=== WHAT YOU SHOULD DO ===
Report how many lines in the records below contain the word "color". Give only the number.

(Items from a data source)
***
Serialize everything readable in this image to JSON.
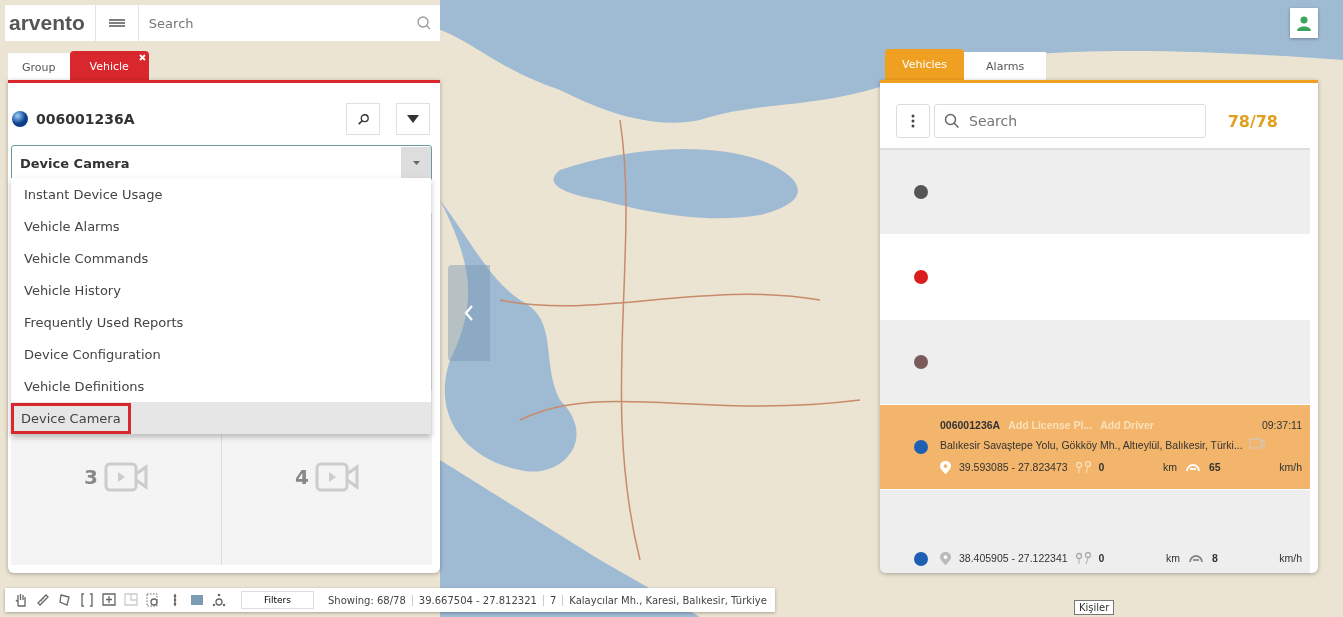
{
  "top_bar": {
    "logo": "arvento",
    "search_placeholder": "Search"
  },
  "left_tabs": [
    {
      "label": "Group",
      "selected": false,
      "closable": false
    },
    {
      "label": "Vehicle",
      "selected": true,
      "closable": true
    }
  ],
  "vehicle_panel": {
    "vehicle": "006001236A",
    "menu": {
      "value": "Device Camera",
      "expanded": true,
      "options": [
        {
          "label": "Instant Device Usage",
          "selected": false
        },
        {
          "label": "Vehicle Alarms",
          "selected": false
        },
        {
          "label": "Vehicle Commands",
          "selected": false
        },
        {
          "label": "Vehicle History",
          "selected": false
        },
        {
          "label": "Frequently Used Reports",
          "selected": false
        },
        {
          "label": "Device Configuration",
          "selected": false
        },
        {
          "label": "Vehicle Definitions",
          "selected": false
        },
        {
          "label": "Device Camera",
          "selected": true
        }
      ]
    },
    "camera_slots": [
      {
        "number": "3"
      },
      {
        "number": "4"
      }
    ]
  },
  "vehicle_list": {
    "tabs": [
      {
        "label": "Vehicles",
        "selected": true
      },
      {
        "label": "Alarms",
        "selected": false
      }
    ],
    "search_placeholder": "Search",
    "count": "78/78",
    "rows": [
      {
        "kind": "marker",
        "color": "#555555",
        "selected": false
      },
      {
        "kind": "marker",
        "color": "#d81e1e",
        "selected": false
      },
      {
        "kind": "marker",
        "color": "#7a5a5a",
        "selected": false
      },
      {
        "kind": "detail",
        "color": "#1e5fb4",
        "selected": true,
        "id": "006001236A",
        "plate_action": "Add License Pl...",
        "driver_action": "Add Driver",
        "time": "09:37:11",
        "address": "Balıkesir Savaştepe Yolu, Gökköy Mh., Altıeylül, Balıkesir, Türki...",
        "coordinates": "39.593085 - 27.823473",
        "distance": "0",
        "distance_unit": "km",
        "speed": "65",
        "speed_unit": "km/h"
      },
      {
        "kind": "partial",
        "color": "#1e5fb4",
        "selected": false,
        "coordinates": "38.405905 - 27.122341",
        "distance": "0",
        "distance_unit": "km",
        "speed": "8",
        "speed_unit": "km/h"
      }
    ]
  },
  "toolbar": {
    "filters": "Filters",
    "showing": "Showing: 68/78",
    "coordinates": "39.667504 - 27.812321",
    "zoom": "7",
    "address": "Kalaycılar Mh., Karesi, Balıkesir, Türkiye"
  },
  "tooltip": "Kişiler"
}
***
=== REPLY TO THE EXERCISE ===
5